**Required action**
Copy the lines below that contain "value".

**Entries supplied**
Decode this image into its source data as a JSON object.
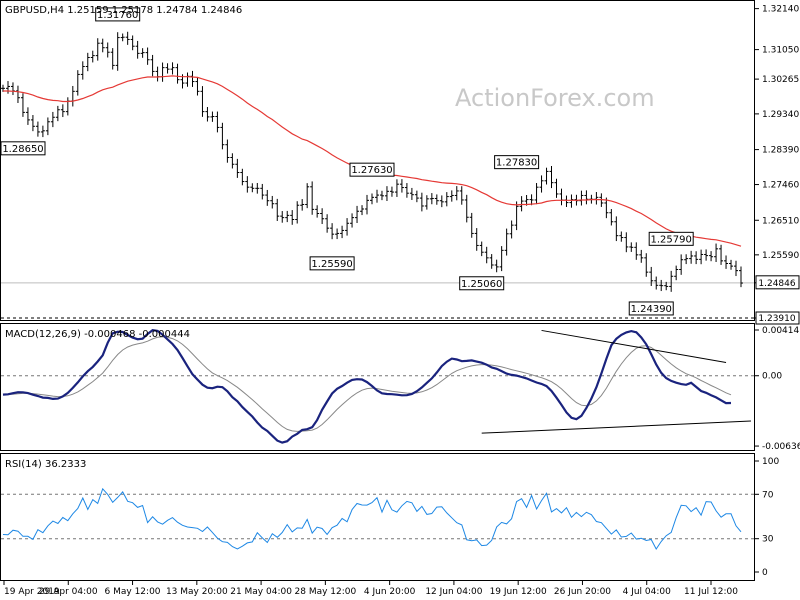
{
  "header": {
    "price_title": "GBPUSD,H4  1.25159 1.25178 1.24784 1.24846",
    "macd_title": "MACD(12,26,9) -0.000468 -0.000444",
    "rsi_title": "RSI(14) 36.2333",
    "watermark": "ActionForex.com"
  },
  "colors": {
    "candles": "#000000",
    "ma": "#e53935",
    "macd": "#1a237e",
    "signal": "#888888",
    "rsi": "#1e88e5",
    "grid": "#bdbdbd"
  },
  "chart_data": {
    "type": "line",
    "x_labels": [
      "19 Apr 2019",
      "29 Apr 04:00",
      "6 May 12:00",
      "13 May 20:00",
      "21 May 04:00",
      "28 May 12:00",
      "4 Jun 20:00",
      "12 Jun 04:00",
      "19 Jun 12:00",
      "26 Jun 20:00",
      "4 Jul 04:00",
      "11 Jul 12:00"
    ],
    "price_pane": {
      "ylim": [
        1.2391,
        1.3221
      ],
      "ticks": [
        "1.32140",
        "1.31050",
        "1.30265",
        "1.29340",
        "1.28390",
        "1.27460",
        "1.26510",
        "1.25590",
        "1.24846",
        "1.23910"
      ],
      "annotations": [
        {
          "text": "1.31760",
          "bar": 23,
          "value": 1.3176
        },
        {
          "text": "1.28650",
          "bar": 0,
          "value": 1.2865
        },
        {
          "text": "1.27630",
          "bar": 74,
          "value": 1.2763
        },
        {
          "text": "1.25590",
          "bar": 66,
          "value": 1.2559
        },
        {
          "text": "1.27830",
          "bar": 103,
          "value": 1.2783
        },
        {
          "text": "1.25060",
          "bar": 96,
          "value": 1.2506
        },
        {
          "text": "1.25790",
          "bar": 134,
          "value": 1.2579
        },
        {
          "text": "1.24390",
          "bar": 130,
          "value": 1.2439
        }
      ],
      "current_price": "1.24846",
      "support": "1.23910",
      "close": [
        1.3002,
        1.3007,
        1.2995,
        1.2977,
        1.2938,
        1.2918,
        1.2901,
        1.2886,
        1.2889,
        1.2913,
        1.2925,
        1.2945,
        1.294,
        1.2968,
        1.2994,
        1.3039,
        1.306,
        1.3084,
        1.3089,
        1.3122,
        1.311,
        1.3098,
        1.3063,
        1.3137,
        1.3138,
        1.3132,
        1.3114,
        1.3095,
        1.3097,
        1.3078,
        1.3047,
        1.3033,
        1.3057,
        1.3053,
        1.3057,
        1.3025,
        1.3016,
        1.3034,
        1.302,
        1.2994,
        1.294,
        1.2926,
        1.2927,
        1.2898,
        1.2852,
        1.2818,
        1.28,
        1.2778,
        1.2754,
        1.2739,
        1.2736,
        1.2736,
        1.2718,
        1.2703,
        1.2695,
        1.2662,
        1.2658,
        1.2664,
        1.2653,
        1.2691,
        1.2693,
        1.274,
        1.268,
        1.2669,
        1.2655,
        1.263,
        1.2614,
        1.2616,
        1.2624,
        1.2643,
        1.2658,
        1.2675,
        1.2681,
        1.2704,
        1.2712,
        1.2718,
        1.2716,
        1.2728,
        1.2726,
        1.2747,
        1.2738,
        1.2723,
        1.2719,
        1.271,
        1.2689,
        1.2708,
        1.2709,
        1.2703,
        1.27,
        1.2714,
        1.2717,
        1.2729,
        1.2705,
        1.2659,
        1.2616,
        1.2584,
        1.2566,
        1.2551,
        1.2532,
        1.2527,
        1.2571,
        1.2615,
        1.2638,
        1.2688,
        1.2702,
        1.2706,
        1.2705,
        1.2739,
        1.2756,
        1.2781,
        1.2751,
        1.2721,
        1.2705,
        1.2698,
        1.2706,
        1.2703,
        1.2717,
        1.2707,
        1.2707,
        1.2712,
        1.2697,
        1.2671,
        1.2647,
        1.261,
        1.2605,
        1.258,
        1.2579,
        1.2559,
        1.2551,
        1.2513,
        1.249,
        1.2478,
        1.2477,
        1.2475,
        1.2502,
        1.252,
        1.2546,
        1.2549,
        1.2556,
        1.2547,
        1.256,
        1.2557,
        1.2554,
        1.2575,
        1.2543,
        1.2536,
        1.2529,
        1.2517,
        1.2484
      ],
      "ma": [
        1.2995,
        1.2995,
        1.2994,
        1.2993,
        1.2991,
        1.2988,
        1.2984,
        1.2979,
        1.2975,
        1.2972,
        1.297,
        1.2969,
        1.2967,
        1.2967,
        1.2968,
        1.2971,
        1.2975,
        1.298,
        1.2985,
        1.2992,
        1.2998,
        1.3002,
        1.3005,
        1.3011,
        1.3016,
        1.3021,
        1.3024,
        1.3027,
        1.303,
        1.3032,
        1.3032,
        1.3032,
        1.3033,
        1.3034,
        1.3035,
        1.3034,
        1.3033,
        1.3033,
        1.3032,
        1.3031,
        1.3027,
        1.3023,
        1.3019,
        1.3014,
        1.3007,
        1.2999,
        1.2991,
        1.2982,
        1.2973,
        1.2963,
        1.2954,
        1.2946,
        1.2937,
        1.2927,
        1.2919,
        1.2909,
        1.2899,
        1.289,
        1.2881,
        1.2874,
        1.2867,
        1.2863,
        1.2856,
        1.2849,
        1.2842,
        1.2834,
        1.2825,
        1.2817,
        1.281,
        1.2803,
        1.2797,
        1.2792,
        1.2787,
        1.2784,
        1.2781,
        1.2778,
        1.2775,
        1.2773,
        1.2771,
        1.277,
        1.2768,
        1.2766,
        1.2764,
        1.2762,
        1.2759,
        1.2757,
        1.2755,
        1.2753,
        1.2751,
        1.275,
        1.2749,
        1.2748,
        1.2746,
        1.2743,
        1.2738,
        1.2732,
        1.2725,
        1.2719,
        1.2711,
        1.2704,
        1.2699,
        1.2695,
        1.2693,
        1.2692,
        1.2693,
        1.2693,
        1.2694,
        1.2695,
        1.2697,
        1.2701,
        1.2703,
        1.2704,
        1.2704,
        1.2704,
        1.2704,
        1.2704,
        1.2705,
        1.2705,
        1.2706,
        1.2706,
        1.2706,
        1.2705,
        1.2702,
        1.2698,
        1.2693,
        1.2688,
        1.2682,
        1.2675,
        1.2669,
        1.2661,
        1.2653,
        1.2644,
        1.2636,
        1.2628,
        1.2622,
        1.2617,
        1.2614,
        1.2611,
        1.2609,
        1.2606,
        1.2604,
        1.2602,
        1.26,
        1.2599,
        1.2596,
        1.2593,
        1.259,
        1.2586,
        1.2582
      ]
    },
    "macd_pane": {
      "ylim": [
        -0.00636,
        0.00414
      ],
      "ticks": [
        "0.004141",
        "0.00",
        "-0.006365"
      ],
      "macd": [
        -0.00171,
        -0.00168,
        -0.00158,
        -0.00149,
        -0.0015,
        -0.00157,
        -0.00172,
        -0.00183,
        -0.00198,
        -0.00201,
        -0.0021,
        -0.00207,
        -0.00187,
        -0.00155,
        -0.0011,
        -0.0006,
        -6e-05,
        0.00041,
        0.0008,
        0.00129,
        0.00185,
        0.00298,
        0.00384,
        0.00399,
        0.00396,
        0.00369,
        0.00345,
        0.00331,
        0.00335,
        0.00378,
        0.00412,
        0.00406,
        0.00371,
        0.00329,
        0.00287,
        0.00233,
        0.00161,
        0.00085,
        0.00013,
        -0.00035,
        -0.00081,
        -0.00108,
        -0.00113,
        -0.00099,
        -0.00104,
        -0.00141,
        -0.00194,
        -0.00231,
        -0.00284,
        -0.00326,
        -0.00369,
        -0.00423,
        -0.0047,
        -0.005,
        -0.00544,
        -0.00587,
        -0.00605,
        -0.00593,
        -0.00551,
        -0.00526,
        -0.0049,
        -0.00484,
        -0.00466,
        -0.00402,
        -0.00308,
        -0.00233,
        -0.00161,
        -0.00118,
        -0.00093,
        -0.00063,
        -0.00038,
        -0.00031,
        -0.00034,
        -0.00058,
        -0.00093,
        -0.00133,
        -0.00159,
        -0.00165,
        -0.00167,
        -0.00172,
        -0.00177,
        -0.00176,
        -0.00165,
        -0.0014,
        -0.00106,
        -0.00064,
        -0.00024,
        0.00029,
        0.00087,
        0.00127,
        0.00155,
        0.00147,
        0.00132,
        0.00134,
        0.00139,
        0.00128,
        0.00118,
        0.001,
        0.00075,
        0.00063,
        0.00042,
        0.00019,
        8e-05,
        1e-05,
        -0.00011,
        -0.00024,
        -0.00043,
        -0.00061,
        -0.00074,
        -0.00094,
        -0.00138,
        -0.00199,
        -0.00264,
        -0.00333,
        -0.00381,
        -0.00393,
        -0.00363,
        -0.00292,
        -0.00206,
        -0.00104,
        0.00021,
        0.00153,
        0.00276,
        0.00334,
        0.0037,
        0.00392,
        0.00404,
        0.00393,
        0.00346,
        0.00284,
        0.00196,
        0.00102,
        0.00027,
        -0.00021,
        -0.00047,
        -0.00063,
        -0.00076,
        -0.00082,
        -0.00064,
        -0.00101,
        -0.00138,
        -0.00154,
        -0.00176,
        -0.00196,
        -0.00222,
        -0.00248,
        -0.00247
      ],
      "signal": [
        -0.0017,
        -0.00169,
        -0.00167,
        -0.00163,
        -0.0016,
        -0.00159,
        -0.00162,
        -0.00166,
        -0.00172,
        -0.00178,
        -0.00184,
        -0.00189,
        -0.00188,
        -0.00182,
        -0.00167,
        -0.00146,
        -0.00118,
        -0.00086,
        -0.00053,
        -0.00016,
        0.00024,
        0.00079,
        0.0014,
        0.00192,
        0.00233,
        0.0026,
        0.00277,
        0.00288,
        0.00297,
        0.00313,
        0.00333,
        0.00348,
        0.00353,
        0.00348,
        0.00336,
        0.00315,
        0.00284,
        0.00244,
        0.00198,
        0.00151,
        0.00104,
        0.00062,
        0.00026,
        1e-05,
        -0.0002,
        -0.00044,
        -0.00074,
        -0.00105,
        -0.00141,
        -0.00178,
        -0.00216,
        -0.00257,
        -0.003,
        -0.0034,
        -0.00381,
        -0.00422,
        -0.00459,
        -0.00486,
        -0.00499,
        -0.00504,
        -0.00501,
        -0.00498,
        -0.00492,
        -0.00474,
        -0.00441,
        -0.00399,
        -0.00352,
        -0.00305,
        -0.00263,
        -0.00223,
        -0.00186,
        -0.00155,
        -0.00131,
        -0.00116,
        -0.00112,
        -0.00116,
        -0.00125,
        -0.00133,
        -0.0014,
        -0.00146,
        -0.00152,
        -0.00157,
        -0.00158,
        -0.00155,
        -0.00145,
        -0.00129,
        -0.00108,
        -0.0008,
        -0.00047,
        -0.00012,
        0.00021,
        0.00046,
        0.00063,
        0.00077,
        0.00089,
        0.00097,
        0.00101,
        0.00101,
        0.00096,
        0.00089,
        0.0008,
        0.00068,
        0.00056,
        0.00045,
        0.00034,
        0.00022,
        9e-05,
        -5e-05,
        -0.00018,
        -0.00034,
        -0.00054,
        -0.00083,
        -0.00119,
        -0.00162,
        -0.00206,
        -0.00243,
        -0.00267,
        -0.00272,
        -0.00259,
        -0.00228,
        -0.00178,
        -0.00112,
        -0.00034,
        0.0004,
        0.00106,
        0.00163,
        0.00211,
        0.00248,
        0.00268,
        0.00271,
        0.00256,
        0.00225,
        0.00185,
        0.00144,
        0.00106,
        0.00072,
        0.00043,
        0.00018,
        1e-05,
        -0.00019,
        -0.00043,
        -0.00065,
        -0.00088,
        -0.00109,
        -0.00132,
        -0.00154,
        -0.00173
      ],
      "trendlines": [
        {
          "from": [
            108,
            0.0041
          ],
          "to": [
            145,
            0.0012
          ]
        },
        {
          "from": [
            96,
            -0.0052
          ],
          "to": [
            150,
            -0.0041
          ]
        }
      ]
    },
    "rsi_pane": {
      "ylim": [
        0,
        100
      ],
      "ticks": [
        "100",
        "70",
        "30",
        "0"
      ],
      "levels": [
        70,
        30
      ],
      "rsi": [
        33.8,
        33.6,
        37.7,
        36.8,
        32.2,
        32.2,
        29.4,
        38.1,
        35.4,
        41.6,
        45.9,
        43.7,
        49.2,
        46.2,
        52.4,
        57.2,
        66.7,
        56.4,
        65.2,
        61.8,
        75.0,
        69.9,
        62.8,
        67.2,
        72.2,
        63.7,
        62.4,
        58.2,
        59.9,
        44.5,
        49.7,
        45.1,
        43.1,
        46.6,
        49.0,
        44.9,
        42.1,
        40.5,
        40.0,
        39.4,
        36.5,
        40.5,
        35.7,
        30.5,
        27.3,
        26.7,
        22.9,
        20.8,
        23.2,
        26.2,
        27.1,
        35.4,
        30.7,
        26.6,
        34.5,
        31.3,
        35.6,
        42.7,
        36.1,
        39.7,
        39.5,
        47.4,
        35.0,
        40.4,
        39.2,
        33.9,
        39.9,
        42.2,
        48.3,
        45.2,
        56.3,
        61.7,
        60.4,
        60.3,
        62.5,
        66.9,
        54.0,
        64.6,
        56.0,
        54.0,
        59.6,
        63.6,
        62.3,
        54.6,
        59.1,
        51.9,
        52.7,
        58.5,
        58.7,
        53.2,
        48.8,
        44.4,
        42.4,
        29.0,
        28.2,
        28.9,
        23.8,
        24.2,
        28.6,
        40.6,
        44.7,
        43.3,
        48.0,
        63.4,
        66.0,
        58.2,
        68.9,
        56.8,
        64.3,
        70.9,
        54.1,
        57.1,
        53.2,
        57.9,
        49.3,
        53.7,
        49.9,
        53.8,
        51.6,
        45.5,
        44.4,
        39.3,
        34.1,
        37.9,
        31.5,
        32.1,
        35.1,
        29.6,
        30.4,
        28.4,
        29.3,
        20.7,
        27.5,
        32.7,
        35.7,
        49.0,
        60.1,
        59.6,
        54.4,
        57.9,
        51.2,
        63.4,
        63.1,
        55.0,
        49.4,
        52.4,
        52.4,
        41.6,
        36.2
      ]
    }
  }
}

**Output below**
          "value": 1.3176
          "value": 1.2865
          "value": 1.2763
          "value": 1.2559
          "value": 1.2783
          "value": 1.2506
          "value": 1.2579
          "value": 1.2439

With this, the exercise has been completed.